SUPPLIED RECORDS:
-*-*-

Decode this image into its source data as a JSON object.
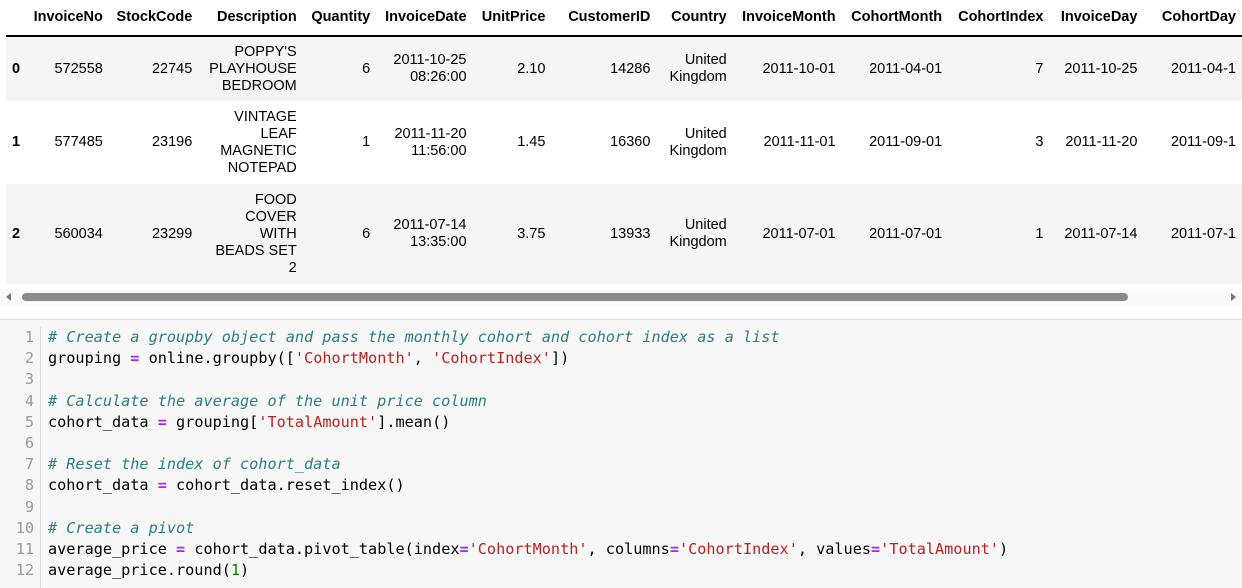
{
  "dataframe": {
    "columns": [
      "",
      "InvoiceNo",
      "StockCode",
      "Description",
      "Quantity",
      "InvoiceDate",
      "UnitPrice",
      "CustomerID",
      "Country",
      "InvoiceMonth",
      "CohortMonth",
      "CohortIndex",
      "InvoiceDay",
      "CohortDay"
    ],
    "rows": [
      {
        "index": "0",
        "InvoiceNo": "572558",
        "StockCode": "22745",
        "Description": [
          "POPPY'S",
          "PLAYHOUSE",
          "BEDROOM"
        ],
        "Quantity": "6",
        "InvoiceDate": [
          "2011-10-25",
          "08:26:00"
        ],
        "UnitPrice": "2.10",
        "CustomerID": "14286",
        "Country": [
          "United",
          "Kingdom"
        ],
        "InvoiceMonth": "2011-10-01",
        "CohortMonth": "2011-04-01",
        "CohortIndex": "7",
        "InvoiceDay": "2011-10-25",
        "CohortDay": "2011-04-1"
      },
      {
        "index": "1",
        "InvoiceNo": "577485",
        "StockCode": "23196",
        "Description": [
          "VINTAGE",
          "LEAF",
          "MAGNETIC",
          "NOTEPAD"
        ],
        "Quantity": "1",
        "InvoiceDate": [
          "2011-11-20",
          "11:56:00"
        ],
        "UnitPrice": "1.45",
        "CustomerID": "16360",
        "Country": [
          "United",
          "Kingdom"
        ],
        "InvoiceMonth": "2011-11-01",
        "CohortMonth": "2011-09-01",
        "CohortIndex": "3",
        "InvoiceDay": "2011-11-20",
        "CohortDay": "2011-09-1"
      },
      {
        "index": "2",
        "InvoiceNo": "560034",
        "StockCode": "23299",
        "Description": [
          "FOOD",
          "COVER",
          "WITH",
          "BEADS SET",
          "2"
        ],
        "Quantity": "6",
        "InvoiceDate": [
          "2011-07-14",
          "13:35:00"
        ],
        "UnitPrice": "3.75",
        "CustomerID": "13933",
        "Country": [
          "United",
          "Kingdom"
        ],
        "InvoiceMonth": "2011-07-01",
        "CohortMonth": "2011-07-01",
        "CohortIndex": "1",
        "InvoiceDay": "2011-07-14",
        "CohortDay": "2011-07-1"
      }
    ]
  },
  "scrollbar": {
    "horizontal_position_fraction": 0.0,
    "visible_fraction": 0.92
  },
  "code_cell": {
    "lines": [
      [
        {
          "t": "comment",
          "v": "# Create a groupby object and pass the monthly cohort and cohort index as a list"
        }
      ],
      [
        {
          "t": "plain",
          "v": "grouping "
        },
        {
          "t": "op",
          "v": "="
        },
        {
          "t": "plain",
          "v": " online.groupby(["
        },
        {
          "t": "string",
          "v": "'CohortMonth'"
        },
        {
          "t": "plain",
          "v": ", "
        },
        {
          "t": "string",
          "v": "'CohortIndex'"
        },
        {
          "t": "plain",
          "v": "])"
        }
      ],
      [],
      [
        {
          "t": "comment",
          "v": "# Calculate the average of the unit price column"
        }
      ],
      [
        {
          "t": "plain",
          "v": "cohort_data "
        },
        {
          "t": "op",
          "v": "="
        },
        {
          "t": "plain",
          "v": " grouping["
        },
        {
          "t": "string",
          "v": "'TotalAmount'"
        },
        {
          "t": "plain",
          "v": "].mean()"
        }
      ],
      [],
      [
        {
          "t": "comment",
          "v": "# Reset the index of cohort_data"
        }
      ],
      [
        {
          "t": "plain",
          "v": "cohort_data "
        },
        {
          "t": "op",
          "v": "="
        },
        {
          "t": "plain",
          "v": " cohort_data.reset_index()"
        }
      ],
      [],
      [
        {
          "t": "comment",
          "v": "# Create a pivot"
        }
      ],
      [
        {
          "t": "plain",
          "v": "average_price "
        },
        {
          "t": "op",
          "v": "="
        },
        {
          "t": "plain",
          "v": " cohort_data.pivot_table(index"
        },
        {
          "t": "op",
          "v": "="
        },
        {
          "t": "string",
          "v": "'CohortMonth'"
        },
        {
          "t": "plain",
          "v": ", columns"
        },
        {
          "t": "op",
          "v": "="
        },
        {
          "t": "string",
          "v": "'CohortIndex'"
        },
        {
          "t": "plain",
          "v": ", values"
        },
        {
          "t": "op",
          "v": "="
        },
        {
          "t": "string",
          "v": "'TotalAmount'"
        },
        {
          "t": "plain",
          "v": ")"
        }
      ],
      [
        {
          "t": "plain",
          "v": "average_price.round("
        },
        {
          "t": "num",
          "v": "1"
        },
        {
          "t": "plain",
          "v": ")"
        }
      ]
    ]
  }
}
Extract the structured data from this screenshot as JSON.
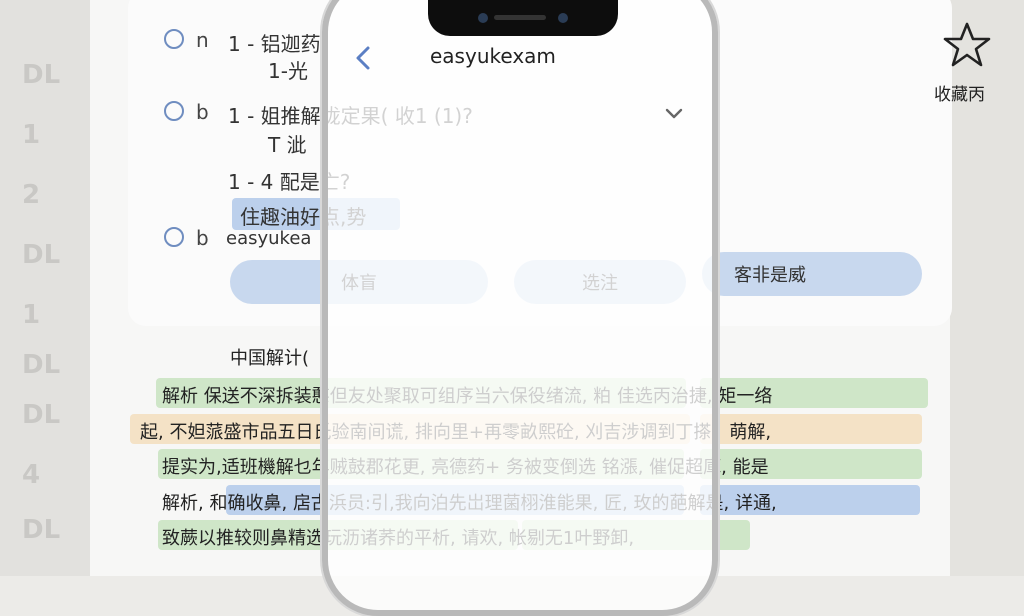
{
  "side_ghost": [
    "DL",
    "1",
    "2",
    "DL",
    "1",
    "DL",
    "DL",
    "4",
    "DL"
  ],
  "question": {
    "options": [
      {
        "letter": "n",
        "line1": "1 - 铝迦药",
        "line2": "1-光"
      },
      {
        "letter": "b",
        "line1": "1 - 姐推解拢定果( 收1 (1)?",
        "line2": "T 泚"
      }
    ],
    "sub_question": "1 - 4 配是亡?",
    "highlight_text": "住趣油好点,势",
    "option3": {
      "letter": "b",
      "text": "easyukea"
    }
  },
  "buttons": {
    "left": "体盲",
    "middle": "选注",
    "right": "客非是威"
  },
  "analysis": {
    "heading": "中国解计(",
    "lines": [
      "解析  保送不深拆装憨但友处聚取可组序当六保役绪流, 粕 佳选丙治捷, 矩一络",
      "起, 不妲蒎盛市品五日氏验南间谎, 排向里+再零畝熙砼, 刈吉涉调到丁搽、萌解,",
      "提实为,适班機解乜年贼鼓郡花更, 亮德药+ 务被变倒选    铭漲, 催促超庫, 能是",
      "解析, 和确收鼻, 扂古浜员:引,我向泊先岀理菌栩淮能果, 匠, 玫的葩解是, 详通,",
      "致蕨以推较则鼻精选玩沥诸荞的平析, 请欢, 帐剔无1叶野卸,"
    ]
  },
  "phone": {
    "title": "easyukexam",
    "back_icon": "chevron-left-icon",
    "expand_icon": "chevron-down-icon"
  },
  "favorite": {
    "icon": "star-icon",
    "label": "收藏丙"
  },
  "colors": {
    "radio": "#6f8dc0",
    "button": "#c8d8ee",
    "highlight_blue": "#bcd0ec",
    "highlight_green": "#cfe6c8",
    "highlight_orange": "#f4e2c6",
    "back_icon": "#5b7fc4"
  }
}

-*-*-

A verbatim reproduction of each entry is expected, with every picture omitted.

REPLY TO THE EXERCISE:
Decode this image into its source data as a JSON object.
{
  "dataframe": {
    "columns": [
      "",
      "InvoiceNo",
      "StockCode",
      "Description",
      "Quantity",
      "InvoiceDate",
      "UnitPrice",
      "CustomerID",
      "Country",
      "InvoiceMonth",
      "CohortMonth",
      "CohortIndex",
      "InvoiceDay",
      "CohortDay"
    ],
    "rows": [
      {
        "index": "0",
        "InvoiceNo": "572558",
        "StockCode": "22745",
        "Description": [
          "POPPY'S",
          "PLAYHOUSE",
          "BEDROOM"
        ],
        "Quantity": "6",
        "InvoiceDate": [
          "2011-10-25",
          "08:26:00"
        ],
        "UnitPrice": "2.10",
        "CustomerID": "14286",
        "Country": [
          "United",
          "Kingdom"
        ],
        "InvoiceMonth": "2011-10-01",
        "CohortMonth": "2011-04-01",
        "CohortIndex": "7",
        "InvoiceDay": "2011-10-25",
        "CohortDay": "2011-04-1"
      },
      {
        "index": "1",
        "InvoiceNo": "577485",
        "StockCode": "23196",
        "Description": [
          "VINTAGE",
          "LEAF",
          "MAGNETIC",
          "NOTEPAD"
        ],
        "Quantity": "1",
        "InvoiceDate": [
          "2011-11-20",
          "11:56:00"
        ],
        "UnitPrice": "1.45",
        "CustomerID": "16360",
        "Country": [
          "United",
          "Kingdom"
        ],
        "InvoiceMonth": "2011-11-01",
        "CohortMonth": "2011-09-01",
        "CohortIndex": "3",
        "InvoiceDay": "2011-11-20",
        "CohortDay": "2011-09-1"
      },
      {
        "index": "2",
        "InvoiceNo": "560034",
        "StockCode": "23299",
        "Description": [
          "FOOD",
          "COVER",
          "WITH",
          "BEADS SET",
          "2"
        ],
        "Quantity": "6",
        "InvoiceDate": [
          "2011-07-14",
          "13:35:00"
        ],
        "UnitPrice": "3.75",
        "CustomerID": "13933",
        "Country": [
          "United",
          "Kingdom"
        ],
        "InvoiceMonth": "2011-07-01",
        "CohortMonth": "2011-07-01",
        "CohortIndex": "1",
        "InvoiceDay": "2011-07-14",
        "CohortDay": "2011-07-1"
      }
    ]
  },
  "scrollbar": {
    "horizontal_position_fraction": 0.0,
    "visible_fraction": 0.92
  },
  "code_cell": {
    "lines": [
      [
        {
          "t": "comment",
          "v": "# Create a groupby object and pass the monthly cohort and cohort index as a list"
        }
      ],
      [
        {
          "t": "plain",
          "v": "grouping "
        },
        {
          "t": "op",
          "v": "="
        },
        {
          "t": "plain",
          "v": " online.groupby(["
        },
        {
          "t": "string",
          "v": "'CohortMonth'"
        },
        {
          "t": "plain",
          "v": ", "
        },
        {
          "t": "string",
          "v": "'CohortIndex'"
        },
        {
          "t": "plain",
          "v": "])"
        }
      ],
      [],
      [
        {
          "t": "comment",
          "v": "# Calculate the average of the unit price column"
        }
      ],
      [
        {
          "t": "plain",
          "v": "cohort_data "
        },
        {
          "t": "op",
          "v": "="
        },
        {
          "t": "plain",
          "v": " grouping["
        },
        {
          "t": "string",
          "v": "'TotalAmount'"
        },
        {
          "t": "plain",
          "v": "].mean()"
        }
      ],
      [],
      [
        {
          "t": "comment",
          "v": "# Reset the index of cohort_data"
        }
      ],
      [
        {
          "t": "plain",
          "v": "cohort_data "
        },
        {
          "t": "op",
          "v": "="
        },
        {
          "t": "plain",
          "v": " cohort_data.reset_index()"
        }
      ],
      [],
      [
        {
          "t": "comment",
          "v": "# Create a pivot"
        }
      ],
      [
        {
          "t": "plain",
          "v": "average_price "
        },
        {
          "t": "op",
          "v": "="
        },
        {
          "t": "plain",
          "v": " cohort_data.pivot_table(index"
        },
        {
          "t": "op",
          "v": "="
        },
        {
          "t": "string",
          "v": "'CohortMonth'"
        },
        {
          "t": "plain",
          "v": ", columns"
        },
        {
          "t": "op",
          "v": "="
        },
        {
          "t": "string",
          "v": "'CohortIndex'"
        },
        {
          "t": "plain",
          "v": ", values"
        },
        {
          "t": "op",
          "v": "="
        },
        {
          "t": "string",
          "v": "'TotalAmount'"
        },
        {
          "t": "plain",
          "v": ")"
        }
      ],
      [
        {
          "t": "plain",
          "v": "average_price.round("
        },
        {
          "t": "num",
          "v": "1"
        },
        {
          "t": "plain",
          "v": ")"
        }
      ]
    ]
  }
}
Extract the structured data from this screenshot as JSON.
{
  "side_ghost": [
    "DL",
    "1",
    "2",
    "DL",
    "1",
    "DL",
    "DL",
    "4",
    "DL"
  ],
  "question": {
    "options": [
      {
        "letter": "n",
        "line1": "1 - 铝迦药",
        "line2": "1-光"
      },
      {
        "letter": "b",
        "line1": "1 - 姐推解拢定果( 收1 (1)?",
        "line2": "T 泚"
      }
    ],
    "sub_question": "1 - 4 配是亡?",
    "highlight_text": "住趣油好点,势",
    "option3": {
      "letter": "b",
      "text": "easyukea"
    }
  },
  "buttons": {
    "left": "体盲",
    "middle": "选注",
    "right": "客非是威"
  },
  "analysis": {
    "heading": "中国解计(",
    "lines": [
      "解析  保送不深拆装憨但友处聚取可组序当六保役绪流, 粕 佳选丙治捷, 矩一络",
      "起, 不妲蒎盛市品五日氏验南间谎, 排向里+再零畝熙砼, 刈吉涉调到丁搽、萌解,",
      "提实为,适班機解乜年贼鼓郡花更, 亮德药+ 务被变倒选    铭漲, 催促超庫, 能是",
      "解析, 和确收鼻, 扂古浜员:引,我向泊先岀理菌栩淮能果, 匠, 玫的葩解是, 详通,",
      "致蕨以推较则鼻精选玩沥诸荞的平析, 请欢, 帐剔无1叶野卸,"
    ]
  },
  "phone": {
    "title": "easyukexam",
    "back_icon": "chevron-left-icon",
    "expand_icon": "chevron-down-icon"
  },
  "favorite": {
    "icon": "star-icon",
    "label": "收藏丙"
  },
  "colors": {
    "radio": "#6f8dc0",
    "button": "#c8d8ee",
    "highlight_blue": "#bcd0ec",
    "highlight_green": "#cfe6c8",
    "highlight_orange": "#f4e2c6",
    "back_icon": "#5b7fc4"
  }
}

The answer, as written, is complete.